Pilots disagree, saying the Transportation Security Administration, is discouraging them from signing up by requiring background and psychological checks, ordering pilots to carry guns in lockboxes and holding the training at a single remote site.
"We estimate 40,000 pilots would volunteer if it were properly managed by the TSA," said Capt. Bob Lambert, president of the Airline Pilots' Security Alliance, who was speaking at a Tuesday news conference. Pilots are trying to pressure the Bush administration to move ahead quickly with the training program.
John Moran, who heads the government's training program, said the TSA's training is meeting the demand of pilots who want to carry a weapon.
"The great majority of those who have volunteered will be trained within a year," Moran said at a news conference at Ronald Reagan Washington National Airport.
Full classes of 48 each are booked through the end of September, he said, and the agency plans to double its classes in January.
Another member of the pilots security group, Capt. Phillip Beall, says 10,000 of his fellow airline pilots should have been given guns by now and trained to use them while in the cockpit. Instead, he said, fewer than 200 have weapons because the agency in charge of arming pilots is dragging its feet.
The pilots held news conferences Tuesday at several airports around the country to urge the Transportation Security Administration to speed up the program.
Brian Turmail, a TSA spokesman, rejects the claim that the agency isn't moving fast enough. He said the TSA quickly created a training program and application process for pilots, and now that those elements are established, the pace of training will pick up.
Full classes are booked through the end of September, he said. The number of pilots in each class is kept secret for security reasons.
Pilots lobbied Congress hard last year, arguing that guns would allow them to supplement air marshals, who cover only a small percentage of the 35,000 daily flights in the United States. The TSA, seeking to address a budget shortfall of nearly $1 billion, froze air marshal hiring in May.
The agency had opposed arming pilots, believing tighter airport security, bulletproof cockpit doors and more vigilant passengers made it unnecessary. Critics also said adding guns to airplanes was inherently dangerous.
But after it became obvious that Congress would support the program, TSA chief James Loy reluctantly went along.
Pilots who volunteer for the program take a week of classes, weapons instruction and hand-to-hand combat drills at a federal law enforcement training center. Background checks and psychological testing also are conducted.
Capt. Lambert said at the current rate of 50 pilots a week it will take 15 years to arm the estimated 40,000 pilots who want to carry guns.
The first 44 pilots to complete the program were designated "flight deck officers" on April 19 and began flying with weapons. The second class finished in July, and now classes are conducted weekly.

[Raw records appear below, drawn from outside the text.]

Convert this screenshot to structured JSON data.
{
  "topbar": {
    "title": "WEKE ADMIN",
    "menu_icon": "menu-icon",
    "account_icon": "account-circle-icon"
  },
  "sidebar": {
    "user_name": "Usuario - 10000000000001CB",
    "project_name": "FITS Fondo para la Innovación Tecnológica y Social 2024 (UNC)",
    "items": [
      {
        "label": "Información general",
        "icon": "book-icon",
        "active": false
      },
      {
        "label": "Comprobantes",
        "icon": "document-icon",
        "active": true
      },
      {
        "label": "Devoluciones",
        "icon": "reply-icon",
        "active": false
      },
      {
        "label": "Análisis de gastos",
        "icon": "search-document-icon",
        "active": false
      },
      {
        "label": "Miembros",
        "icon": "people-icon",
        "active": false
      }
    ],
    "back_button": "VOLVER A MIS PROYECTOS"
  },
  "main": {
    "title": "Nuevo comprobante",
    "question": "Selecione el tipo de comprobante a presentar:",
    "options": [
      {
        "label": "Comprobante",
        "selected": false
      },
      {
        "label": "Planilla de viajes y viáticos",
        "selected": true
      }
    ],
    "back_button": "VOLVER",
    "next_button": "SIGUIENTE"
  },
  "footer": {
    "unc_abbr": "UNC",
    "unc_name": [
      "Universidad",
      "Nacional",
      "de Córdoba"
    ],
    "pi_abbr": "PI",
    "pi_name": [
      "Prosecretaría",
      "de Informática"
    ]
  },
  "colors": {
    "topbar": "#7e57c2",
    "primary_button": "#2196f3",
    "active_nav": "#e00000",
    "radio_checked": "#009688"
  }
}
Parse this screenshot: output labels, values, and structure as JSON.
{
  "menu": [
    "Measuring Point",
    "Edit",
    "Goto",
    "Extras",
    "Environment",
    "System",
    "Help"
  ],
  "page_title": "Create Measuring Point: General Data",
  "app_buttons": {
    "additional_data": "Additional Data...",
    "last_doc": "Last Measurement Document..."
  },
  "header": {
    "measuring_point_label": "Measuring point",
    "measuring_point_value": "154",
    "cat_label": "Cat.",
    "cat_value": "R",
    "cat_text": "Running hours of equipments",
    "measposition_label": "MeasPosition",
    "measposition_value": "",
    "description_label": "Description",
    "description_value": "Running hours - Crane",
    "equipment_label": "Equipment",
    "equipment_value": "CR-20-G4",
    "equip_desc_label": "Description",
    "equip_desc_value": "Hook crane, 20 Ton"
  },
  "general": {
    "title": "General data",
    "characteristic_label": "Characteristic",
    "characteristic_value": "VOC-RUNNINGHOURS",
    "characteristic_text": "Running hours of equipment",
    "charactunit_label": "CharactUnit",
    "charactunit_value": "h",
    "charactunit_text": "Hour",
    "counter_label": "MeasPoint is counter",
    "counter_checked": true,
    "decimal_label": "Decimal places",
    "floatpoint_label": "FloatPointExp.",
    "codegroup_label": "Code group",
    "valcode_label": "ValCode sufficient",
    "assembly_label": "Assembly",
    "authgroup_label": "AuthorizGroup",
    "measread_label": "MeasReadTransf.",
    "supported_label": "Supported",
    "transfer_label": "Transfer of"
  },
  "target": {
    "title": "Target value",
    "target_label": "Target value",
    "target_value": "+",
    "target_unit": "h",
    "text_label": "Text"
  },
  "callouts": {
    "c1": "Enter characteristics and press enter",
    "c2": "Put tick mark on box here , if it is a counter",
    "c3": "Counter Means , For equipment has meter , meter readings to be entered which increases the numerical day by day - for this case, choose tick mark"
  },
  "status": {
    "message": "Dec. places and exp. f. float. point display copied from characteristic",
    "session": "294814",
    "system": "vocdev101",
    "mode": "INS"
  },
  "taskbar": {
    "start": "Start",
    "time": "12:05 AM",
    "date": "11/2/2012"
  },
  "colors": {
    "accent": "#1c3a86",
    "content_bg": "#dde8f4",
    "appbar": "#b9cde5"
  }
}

An upcoming move to a training center in Artesia, N.M., from Glynco, Ga., will allow the agency to train more pilots, Turmail said. Many pilots don't like the new location because it's difficult to get to.
Former Rep. Bob Barr, R-Ga., is backing the pilots' campaign.
"The government is throwing roadblocks in the way of fulfilling what was a very clear congressional mandate," Barr said. "If the White House would simply make a clear statement that this must be done, it dramatically improves the chances of it happening."
By Leslie Miller